Lowery Stokes Sims a very old friend from New York, and her colleague Ana Elena Mallet, a Mexico City based independent curator, were co-curators on this exhibition. We heard them speak about it at the Albuquerque Art Museum last week.  Lowery went to great lengths to explain that this show was not directed at the border or the issues there at the moment, but rather the artistic production of artists who live in close proximity to it as well as artists who cross it regularly.

The press release from 516 Arts puts it this way, “The contemporary artists in this exhibition explore the border as a physical reality (place) as a subject (imagination) and as a site for production and forward thinking solutions (possibility).

At the lecture we heard the story of Daisy Quezda, who grew up in Southern California, a block from the border.  In the evenings her mother would hang clean clothes on their laundry line for immigrants to take, leaving their torn and dirty garments to appear there the following morning. That childhood experience is symbolized by the dirty shirt cast in ceramic hanging on a rod above dirt collected at the border by the artist.

Elizabeth Rustrian Ortega is a Mexican artist who sees the border in an interesting way in her jewelry.  In 2013 she created  the “Cruce de Armas” necklace made in silver, gold plated silver and  barbed wire with a figure of the Christ child sitting on the barrel of a rifle with more rifles on  both sides.  This is a piece I would not advise wearing but rather keep it in a showcase!  (image of barbed wire necklaceChiricahua Apache artist, Bob Haozous has a unique way of seeing the border and his 1991 sculpture is shown outside  the museum entrance. The front is painted in bright colors with O’Keefe clouds in a sunny sky above the mountains of New Mexico but it is edged with posts bristling with barbed wire. On the back is a somber view in rusted steel. A door with the words “Border Crossing” is secured with two locks, on one side of the door is an airplane, and the other andarmed guard waiting for those who cross over by foot.
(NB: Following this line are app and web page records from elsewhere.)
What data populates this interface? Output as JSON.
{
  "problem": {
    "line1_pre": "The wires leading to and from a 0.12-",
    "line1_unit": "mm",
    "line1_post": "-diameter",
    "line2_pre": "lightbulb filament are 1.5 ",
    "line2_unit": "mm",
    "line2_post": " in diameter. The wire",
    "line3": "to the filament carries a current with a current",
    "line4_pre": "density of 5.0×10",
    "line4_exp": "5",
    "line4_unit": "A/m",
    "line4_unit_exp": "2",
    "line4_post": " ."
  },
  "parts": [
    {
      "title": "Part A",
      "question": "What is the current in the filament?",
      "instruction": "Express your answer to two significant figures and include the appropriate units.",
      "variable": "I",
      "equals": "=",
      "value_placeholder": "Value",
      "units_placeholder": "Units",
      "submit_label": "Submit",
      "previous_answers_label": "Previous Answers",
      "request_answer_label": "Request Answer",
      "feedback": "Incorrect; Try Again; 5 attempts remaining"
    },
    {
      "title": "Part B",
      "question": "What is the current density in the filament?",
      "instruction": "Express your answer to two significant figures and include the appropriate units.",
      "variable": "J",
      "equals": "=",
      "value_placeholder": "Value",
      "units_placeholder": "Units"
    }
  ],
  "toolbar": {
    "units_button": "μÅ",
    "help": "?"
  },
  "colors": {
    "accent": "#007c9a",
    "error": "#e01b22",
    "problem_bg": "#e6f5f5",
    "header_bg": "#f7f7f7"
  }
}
In works titled “The Space in Between” fitting commentary is also provided by Margarita Cabrera who has created cacti as a symbol of the land that surrounds the border, sewn out of the border patrols uniforms.

A project called “Repellent Fence” was created in 2015 by Postcommodity, a collective composed of indigenous artists who lived in Arizona and New Mexico. They created 26 scare-eye balloons that were enlarged replicas of a product marketed to repel birds from, for instance, orchards where you don’t want them eating the fruit.  “Repellent Fence” required a great deal of cooperation between Mexico and the U.S. as it consisted of a 2-mile line of balloons with their large eyes floating over the border fence built by the U.S. In the museum a video of the project is shown with one of the actual large balloons looming above you.  For more details on the project go HERE.

The show loses some of its continuity by being in two venues but it is well installed in both.  If you can I would suggest starting at 516 Arts and then going onto the museum but that is not a must.  There will also be other events related to the show around Albuquerque.  It will be on until mid April.